QUESTIONNAIRE Dear Respondent, I am a student of University School of Management Studies (GGSIP University) and doing MBA (Banking and Insurance). I have undertaken a project for which I intend to pose a questionnaire aimed at comparing the customer satisfaction in public sector bank and private sector banks. Your cooperation is deeply solicited to provide the relevant information. I assure that information will be kept confidential. Name of Customer _______________ Mobile No.______________ Name of the bank and type of account_______________________________________ Please answer the questions and tick at the place that matches your opinion. Mobile/Tele Banking How would you describe your views about Customer Service Representatives? Please tick in the appropriate column. (1:Very Disstisfied/2:Dissatisfied/3:Satisfied/4:Very satisfied/5:Highly Satisfied), specify the reason if not using the service 1 Call answering time Flawless/correct operations Understanding and replying queries correctly 2 3 4 5

23 Communication skills/positive approach General assessment about the service Branch Banking How would you descrive your views about Branch Banking? Please tick in the appropriate column. (1:Very Disstisfied/2:Dissatisfied/3:Satisfied/4:Very satisfied/5:Highly Satisfied) 1 Behavior of the staff Time taken to process the transaction Working Hours General assessment about the services provided by the branch Internet Banking How would you describe your views about Internet Banking services?

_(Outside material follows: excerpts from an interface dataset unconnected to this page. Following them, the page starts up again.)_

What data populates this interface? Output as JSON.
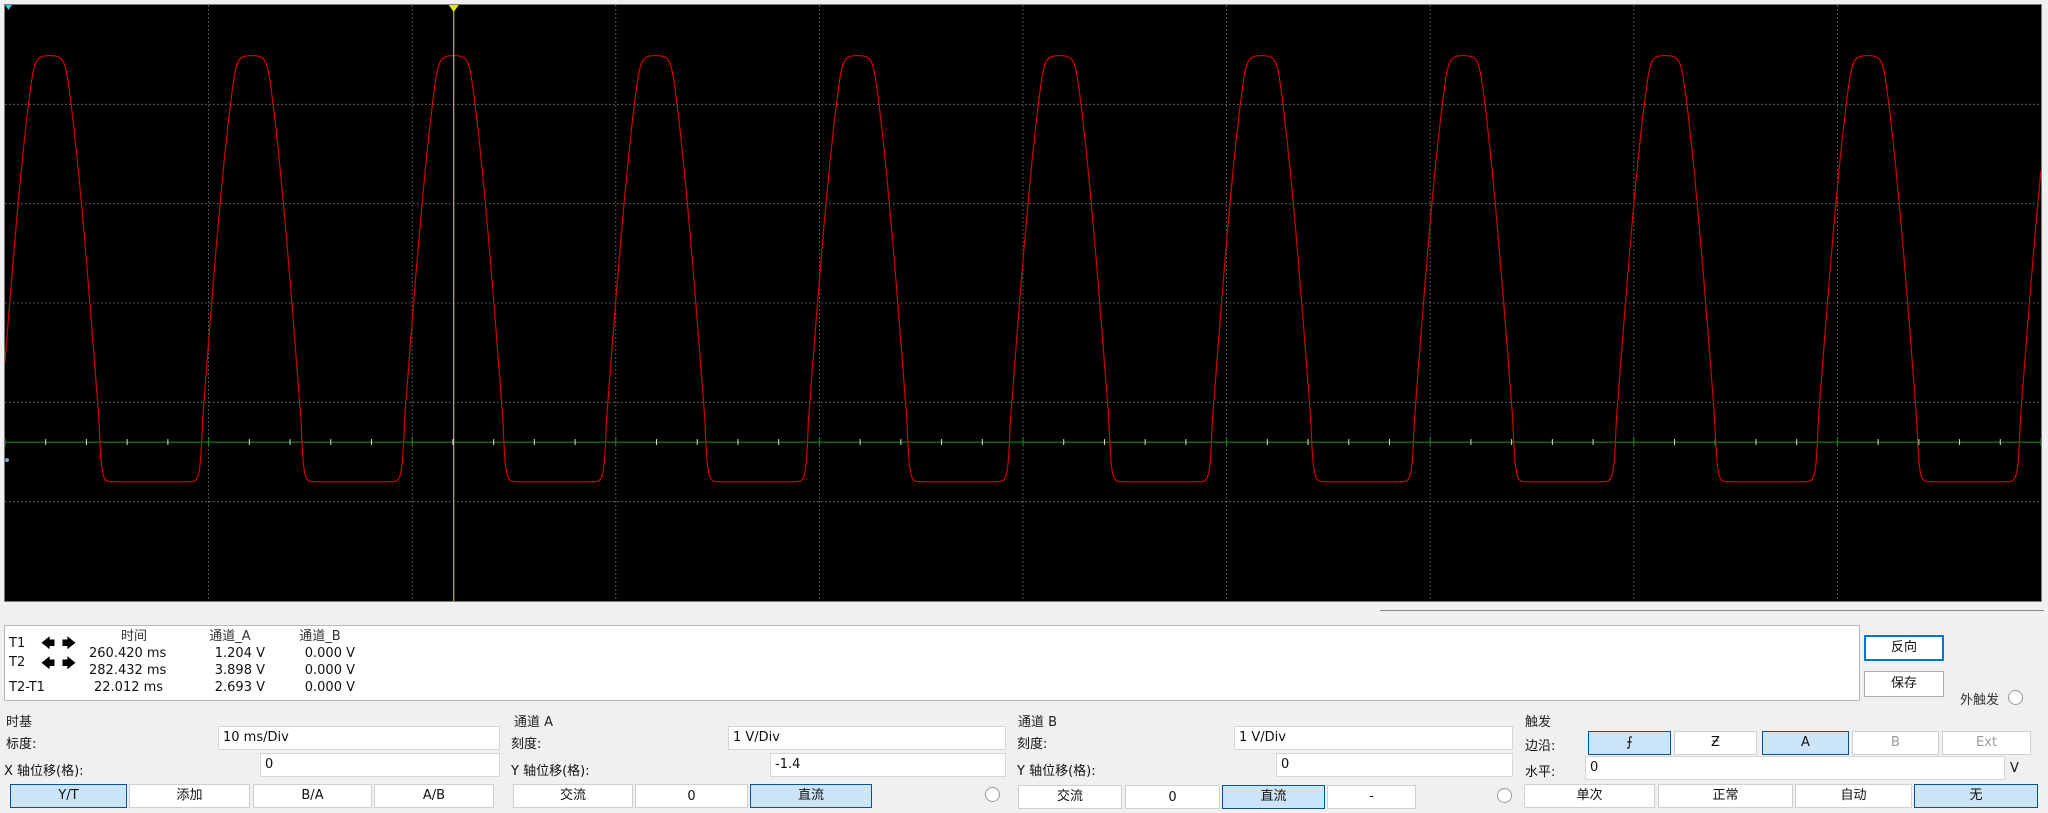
{
  "colors": {
    "screen_bg": "#000000",
    "grid": "#8a8a8a",
    "trace_a": "#d40000",
    "zero_line": "#1f8f1f",
    "cursor": "#e5e500",
    "accent": "#cce4f7"
  },
  "cursors": {
    "t1_label": "T1",
    "t2_label": "T2",
    "diff_label": "T2-T1",
    "left_arrow": "🡄",
    "right_arrow": "🡆",
    "headers": {
      "time": "时间",
      "ch_a": "通道_A",
      "ch_b": "通道_B"
    },
    "rows": [
      {
        "time": "260.420 ms",
        "ch_a": "1.204 V",
        "ch_b": "0.000 V"
      },
      {
        "time": "282.432 ms",
        "ch_a": "3.898 V",
        "ch_b": "0.000 V"
      },
      {
        "time": "22.012 ms",
        "ch_a": "2.693 V",
        "ch_b": "0.000 V"
      }
    ]
  },
  "side": {
    "invert_label": "反向",
    "save_label": "保存",
    "external_trigger_label": "外触发"
  },
  "timebase": {
    "title": "时基",
    "scale_label": "标度:",
    "scale_value": "10 ms/Div",
    "xoffset_label": "X 轴位移(格):",
    "xoffset_value": "0",
    "buttons": [
      "Y/T",
      "添加",
      "B/A",
      "A/B"
    ]
  },
  "channel_a": {
    "title": "通道 A",
    "scale_label": "刻度:",
    "scale_value": "1  V/Div",
    "yoffset_label": "Y 轴位移(格):",
    "yoffset_value": "-1.4",
    "ac_label": "交流",
    "zero_label": "0",
    "dc_label": "直流"
  },
  "channel_b": {
    "title": "通道 B",
    "scale_label": "刻度:",
    "scale_value": "1  V/Div",
    "yoffset_label": "Y 轴位移(格):",
    "yoffset_value": "0",
    "ac_label": "交流",
    "zero_label": "0",
    "dc_label": "直流",
    "dash_label": "-"
  },
  "trigger": {
    "title": "触发",
    "edge_label": "边沿:",
    "rising_edge_symbol": "⨍",
    "falling_edge_symbol": "Ƶ",
    "source_a": "A",
    "source_b": "B",
    "source_ext": "Ext",
    "level_label": "水平:",
    "level_value": "0",
    "level_unit": "V",
    "modes": [
      "单次",
      "正常",
      "自动",
      "无"
    ]
  },
  "chart_data": {
    "type": "line",
    "x_unit": "ms",
    "y_unit": "V",
    "divisions": {
      "x": 10,
      "y": 6
    },
    "time_per_div_ms": 10,
    "volts_per_div": 1,
    "xlim": [
      0,
      100
    ],
    "ylim": [
      -1.6,
      4.4
    ],
    "zero_level_v": 0,
    "series": [
      {
        "channel": "A",
        "period_ms": 9.92,
        "high_v": 3.9,
        "low_v": -0.4,
        "first_peak_ms": 2.2,
        "peak_times_ms": [
          2.2,
          12.12,
          22.04,
          31.96,
          41.88,
          51.8,
          61.72,
          71.64,
          81.56,
          91.48
        ]
      }
    ],
    "cursor_t_ms": 22.04
  }
}
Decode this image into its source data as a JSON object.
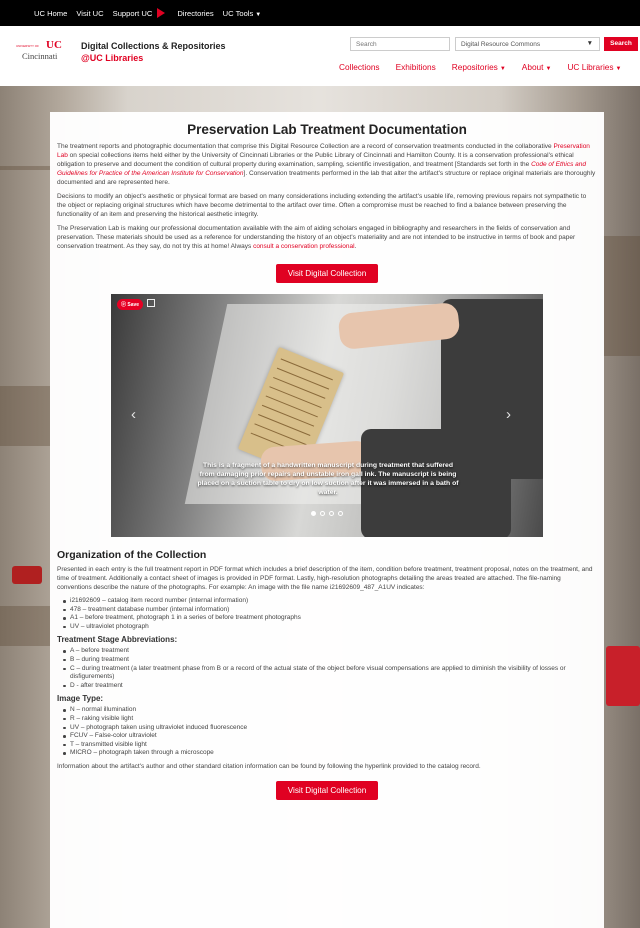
{
  "topbar": {
    "links": [
      "UC Home",
      "Visit UC",
      "Support UC",
      "Directories",
      "UC Tools"
    ]
  },
  "header": {
    "logo_small": "UNIVERSITY OF",
    "logo_name": "Cincinnati",
    "title": "Digital Collections & Repositories",
    "subtitle": "@UC Libraries",
    "search_placeholder": "Search",
    "collection_select": "Digital Resource Commons",
    "search_button": "Search",
    "nav": [
      "Collections",
      "Exhibitions",
      "Repositories",
      "About",
      "UC Libraries"
    ]
  },
  "colors": {
    "accent": "#e00122",
    "topbar": "#000000"
  },
  "main": {
    "title": "Preservation Lab Treatment Documentation",
    "intro": {
      "p1_a": "The treatment reports and photographic documentation that comprise this Digital Resource Collection are a record of conservation treatments conducted in the collaborative ",
      "p1_link": "Preservation Lab",
      "p1_b": " on special collections items held either by the University of Cincinnati Libraries or the Public Library of Cincinnati and Hamilton County. It is a conservation professional's ethical obligation to preserve and document the condition of cultural property during examination, sampling, scientific investigation, and treatment [Standards set forth in the ",
      "p1_link2": "Code of Ethics and Guidelines for Practice of the American Institute for Conservation",
      "p1_c": "]. Conservation treatments performed in the lab that alter the artifact's structure or replace original materials are thoroughly documented and are represented here.",
      "p2": "Decisions to modify an object's aesthetic or physical format are based on many considerations including extending the artifact's usable life, removing previous repairs not sympathetic to the object or replacing original structures which have become detrimental to the artifact over time. Often a compromise must be reached to find a balance between preserving the functionality of an item and preserving the historical aesthetic integrity.",
      "p3_a": "The Preservation Lab is making our professional documentation available with the aim of aiding scholars engaged in bibliography and researchers in the fields of conservation and preservation. These materials should be used as a reference for understanding the history of an object's materiality and are not intended to be instructive in terms of book and paper conservation treatment. As they say, do not try this at home! Always ",
      "p3_link": "consult a conservation professional",
      "p3_b": "."
    },
    "visit_button": "Visit Digital Collection",
    "carousel": {
      "save_label": "Save",
      "caption": "This is a fragment of a handwritten manuscript during treatment that suffered from damaging prior repairs and unstable iron gall ink. The manuscript is being placed on a suction table to dry on low suction after it was immersed in a bath of water.",
      "prev": "‹",
      "next": "›"
    },
    "organization": {
      "heading": "Organization of the Collection",
      "body": "Presented in each entry is the full treatment report in PDF format which includes a brief description of the item, condition before treatment, treatment proposal, notes on the treatment, and time of treatment. Additionally a contact sheet of images is provided in PDF format. Lastly, high-resolution photographs detailing the areas treated are attached. The file-naming conventions describe the nature of the photographs. For example: An image with the file name i21692609_487_A1UV indicates:",
      "file_items": [
        "i21692609 – catalog item record number (internal information)",
        "478 – treatment database number (internal information)",
        "A1 – before treatment, photograph 1 in a series of before treatment photographs",
        "UV – ultraviolet photograph"
      ],
      "stage_heading": "Treatment Stage Abbreviations:",
      "stage_items": [
        "A – before treatment",
        "B – during treatment",
        "C – during treatment (a later treatment phase from B or a record of the actual state of the object before visual compensations are applied to diminish the visibility of losses or disfigurements)",
        "D - after treatment"
      ],
      "image_heading": "Image Type:",
      "image_items": [
        "N – normal illumination",
        "R – raking visible light",
        "UV – photograph taken using ultraviolet induced fluorescence",
        "FCUV – False-color ultraviolet",
        "T – transmitted visible light",
        "MICRO – photograph taken through a microscope"
      ],
      "footer": "Information about the artifact's author and other standard citation information can be found by following the hyperlink provided to the catalog record."
    }
  }
}
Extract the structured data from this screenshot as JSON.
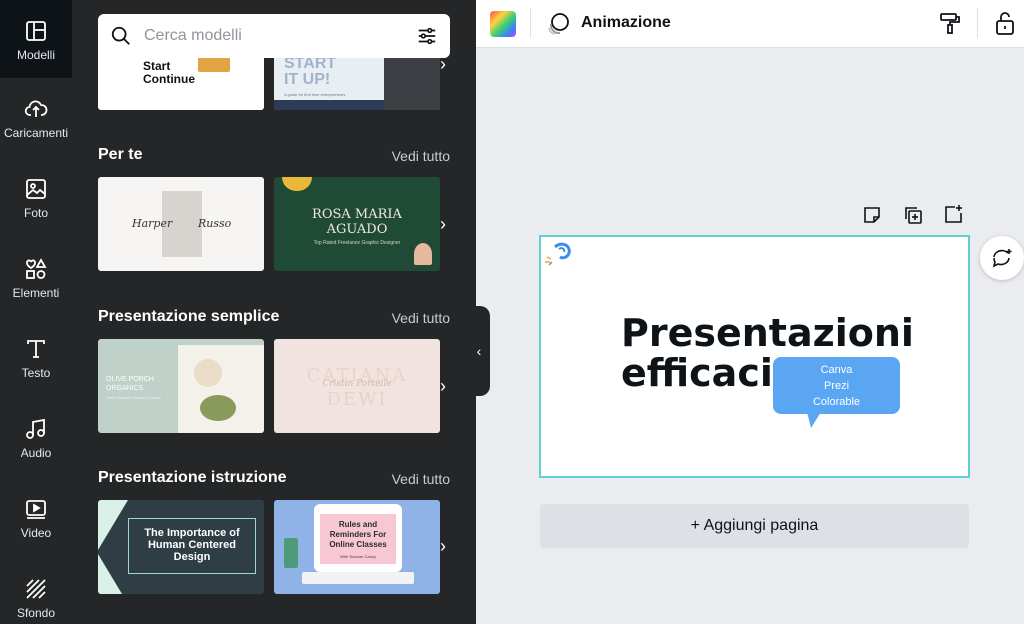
{
  "sidebar": {
    "items": [
      {
        "label": "Modelli",
        "icon": "templates-icon"
      },
      {
        "label": "Caricamenti",
        "icon": "upload-icon"
      },
      {
        "label": "Foto",
        "icon": "photo-icon"
      },
      {
        "label": "Elementi",
        "icon": "elements-icon"
      },
      {
        "label": "Testo",
        "icon": "text-icon"
      },
      {
        "label": "Audio",
        "icon": "music-icon"
      },
      {
        "label": "Video",
        "icon": "video-icon"
      },
      {
        "label": "Sfondo",
        "icon": "background-icon"
      }
    ]
  },
  "search": {
    "placeholder": "Cerca modelli"
  },
  "top_thumbs": {
    "first": {
      "line1": "Start",
      "line2": "Continue"
    },
    "second": {
      "line1": "START",
      "line2": "IT UP!",
      "subtitle": "A guide for first time entrepreneurs"
    }
  },
  "sections": [
    {
      "title": "Per te",
      "see_all": "Vedi tutto",
      "thumbs": [
        {
          "name1": "Harper",
          "name2": "Russo"
        },
        {
          "name1": "ROSA MARIA",
          "name2": "AGUADO",
          "subtitle": "Top Rated Freelance Graphic Designer"
        }
      ]
    },
    {
      "title": "Presentazione semplice",
      "see_all": "Vedi tutto",
      "thumbs": [
        {
          "line1": "OLIVE PORCH",
          "line2": "ORGANICS",
          "subtitle": "Fresh Harvest Delivery Service"
        },
        {
          "line1": "CATIANA",
          "line2": "Cristin Portelle",
          "line3": "DEWI"
        }
      ]
    },
    {
      "title": "Presentazione istruzione",
      "see_all": "Vedi tutto",
      "thumbs": [
        {
          "line1": "The Importance of",
          "line2": "Human Centered",
          "line3": "Design"
        },
        {
          "line1": "Rules and",
          "line2": "Reminders For",
          "line3": "Online Classes",
          "subtitle": "With Teacher Casey"
        }
      ]
    }
  ],
  "topbar": {
    "animation_label": "Animazione"
  },
  "slide": {
    "title_line1": "Presentazioni",
    "title_line2": "efficaci",
    "bubble": [
      "Canva",
      "Prezi",
      "Colorable"
    ]
  },
  "add_page_label": "+ Aggiungi pagina",
  "colors": {
    "rail": "#0e1318",
    "panel": "#252627",
    "canvas": "#ebecf0",
    "slide_border": "#5fd0d8",
    "bubble": "#5ba6f2"
  }
}
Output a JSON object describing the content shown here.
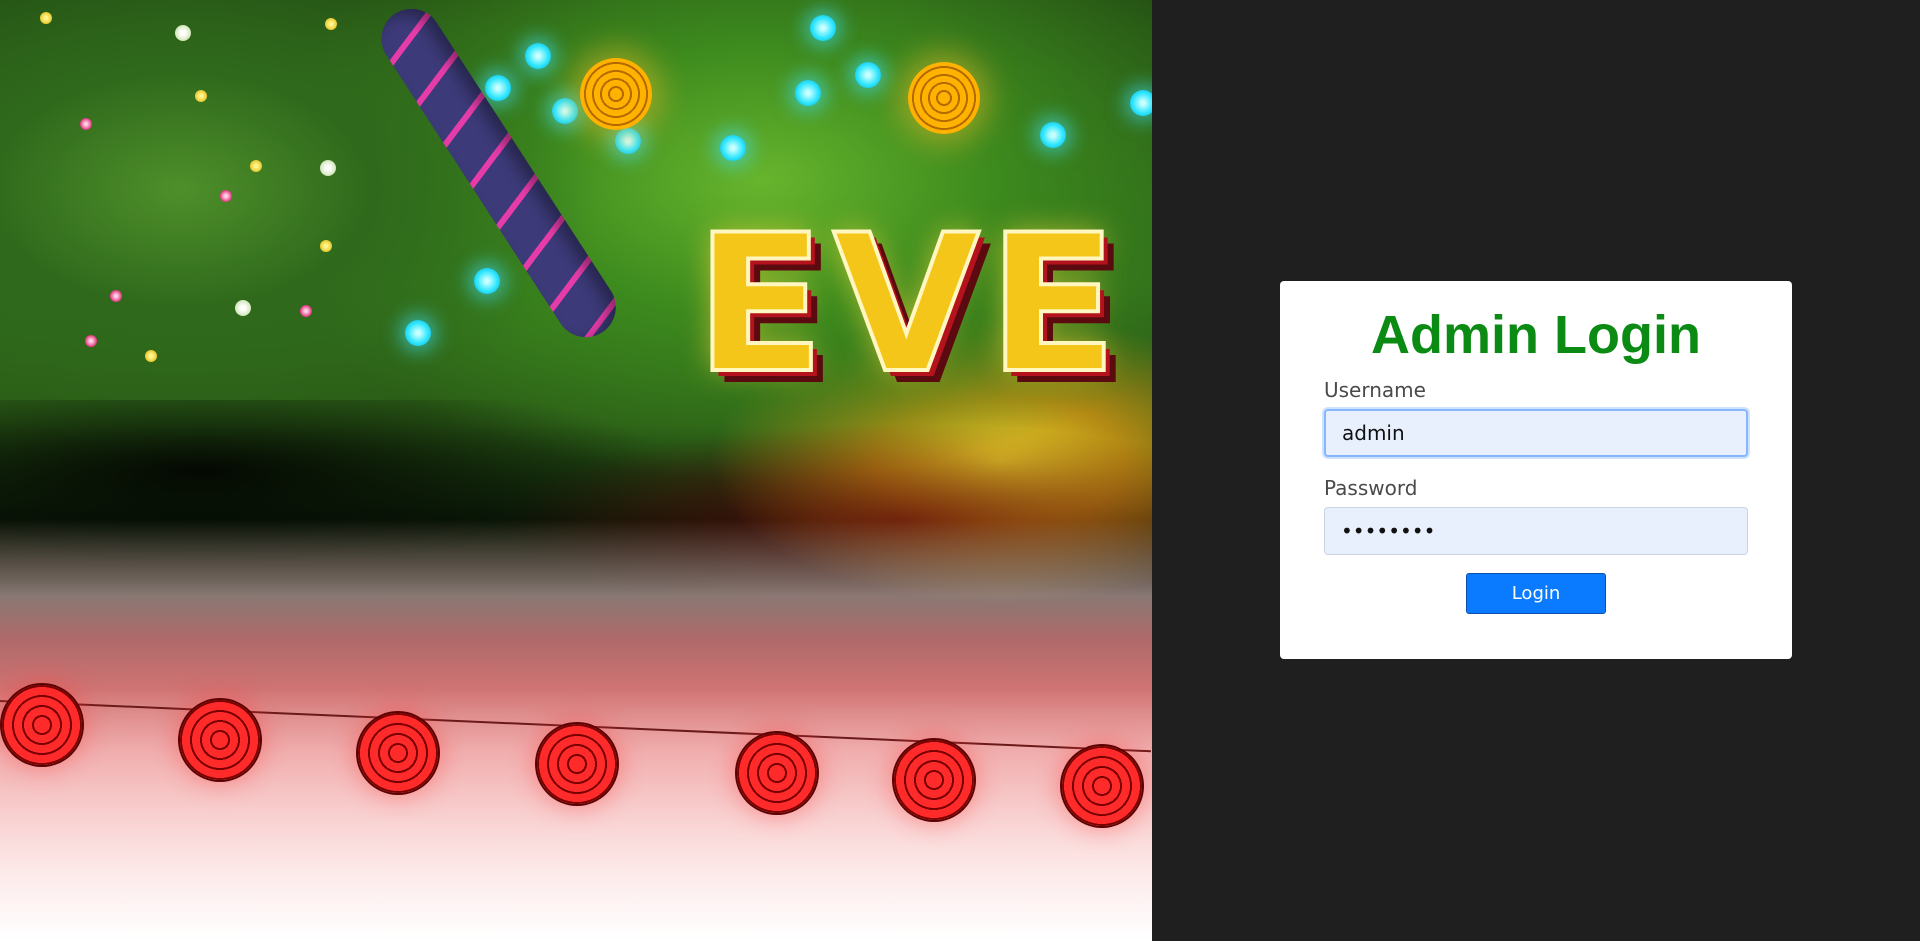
{
  "hero": {
    "sign_text": "EVE"
  },
  "login": {
    "title": "Admin Login",
    "username_label": "Username",
    "username_value": "admin",
    "password_label": "Password",
    "password_value": "password",
    "button_label": "Login"
  },
  "colors": {
    "title": "#0b8a14",
    "button": "#0a7bff",
    "panel_bg": "#1f1f1f",
    "input_bg": "#e8f0fe"
  }
}
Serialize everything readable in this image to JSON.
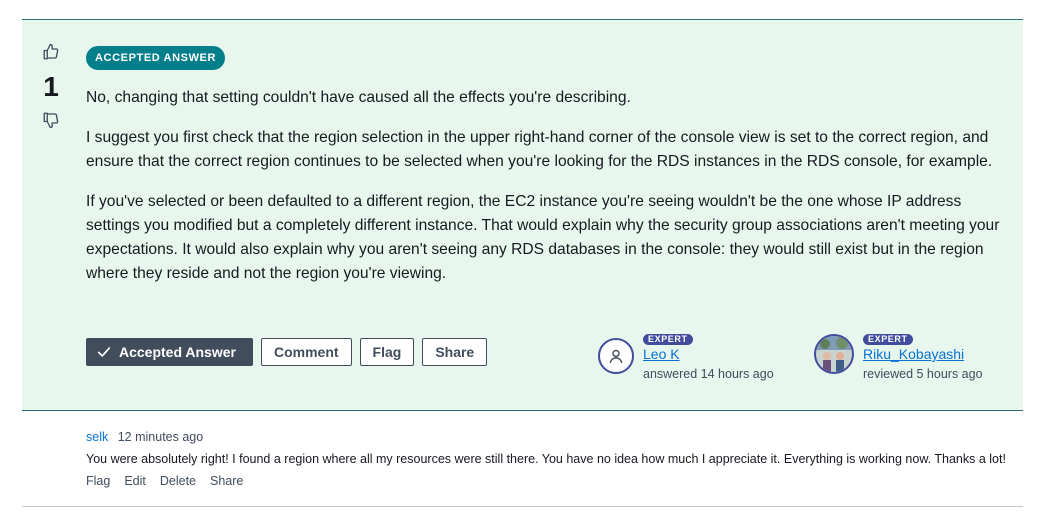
{
  "answer": {
    "accepted_badge": "ACCEPTED ANSWER",
    "vote_count": "1",
    "paragraphs": [
      "No, changing that setting couldn't have caused all the effects you're describing.",
      "I suggest you first check that the region selection in the upper right-hand corner of the console view is set to the correct region, and ensure that the correct region continues to be selected when you're looking for the RDS instances in the RDS console, for example.",
      "If you've selected or been defaulted to a different region, the EC2 instance you're seeing wouldn't be the one whose IP address settings you modified but a completely different instance. That would explain why the security group associations aren't meeting your expectations. It would also explain why you aren't seeing any RDS databases in the console: they would still exist but in the region where they reside and not the region you're viewing."
    ],
    "buttons": {
      "accepted": "Accepted Answer",
      "comment": "Comment",
      "flag": "Flag",
      "share": "Share"
    },
    "answerer": {
      "badge": "EXPERT",
      "name": "Leo K",
      "status": "answered 14 hours ago",
      "icon": "user-icon"
    },
    "reviewer": {
      "badge": "EXPERT",
      "name": "Riku_Kobayashi",
      "status": "reviewed 5 hours ago",
      "icon": "profile-photo"
    }
  },
  "comment": {
    "author": "selk",
    "time": "12 minutes ago",
    "text": "You were absolutely right! I found a region where all my resources were still there. You have no idea how much I appreciate it. Everything is working now. Thanks a lot!",
    "actions": [
      "Flag",
      "Edit",
      "Delete",
      "Share"
    ]
  },
  "colors": {
    "card_background": "#e8f7ee",
    "accepted_badge": "#037f8c",
    "accepted_button": "#414d5c",
    "expert_badge": "#414d9c",
    "link": "#0972d3"
  }
}
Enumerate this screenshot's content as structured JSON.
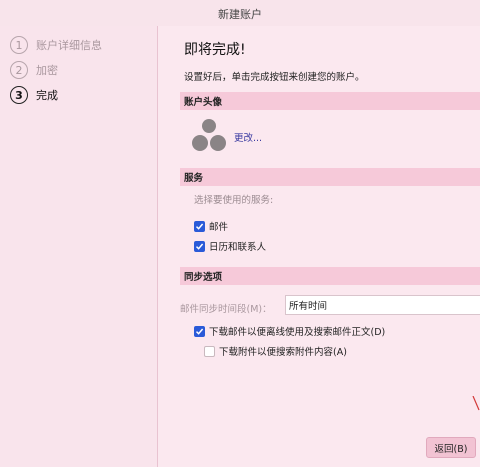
{
  "window": {
    "title": "新建账户"
  },
  "steps": [
    {
      "num": "1",
      "label": "账户详细信息",
      "active": false
    },
    {
      "num": "2",
      "label": "加密",
      "active": false
    },
    {
      "num": "3",
      "label": "完成",
      "active": true
    }
  ],
  "main": {
    "heading": "即将完成!",
    "description": "设置好后，单击完成按钮来创建您的账户。",
    "avatar_section": {
      "title": "账户头像",
      "change_link": "更改..."
    },
    "services_section": {
      "title": "服务",
      "hint": "选择要使用的服务:",
      "items": [
        {
          "label": "邮件",
          "checked": true
        },
        {
          "label": "日历和联系人",
          "checked": true
        }
      ]
    },
    "sync_section": {
      "title": "同步选项",
      "period_label": "邮件同步时间段(M)：",
      "period_value": "所有时间",
      "offline_label": "下载邮件以便离线使用及搜索邮件正文(D)",
      "offline_checked": true,
      "attachments_label": "下载附件以便搜索附件内容(A)",
      "attachments_checked": false
    }
  },
  "footer": {
    "back_label": "返回(B)"
  },
  "colors": {
    "accent": "#2a5ad8",
    "section_bg": "#f6c9d9",
    "button_bg": "#f2c3d3"
  }
}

Please tick in the appropriate column. (1:Very Disstisfied/2:Dissatisfied/3:Satisfied/4:Very satisfied/5:Highly Satisfied), specify the reason if not using the service 2 3 4 5

1 Page setup/Menu flow Ease of use/navigation Speed of page loading Variety of transactions General assessment about the service

ATM Banking How would you describe your views about ATM Banking services? Please tick in the appropriate column. (1:Very Disstisfied/2:Dissatisfied/3:Satisfied/4:Very satisfied/5:Highly Satisfied), specify the reason if not using the service

24 1 ATM network distribution Continuous service Variety of transactions Easy of screen use General assessment about the service 2 3 4 5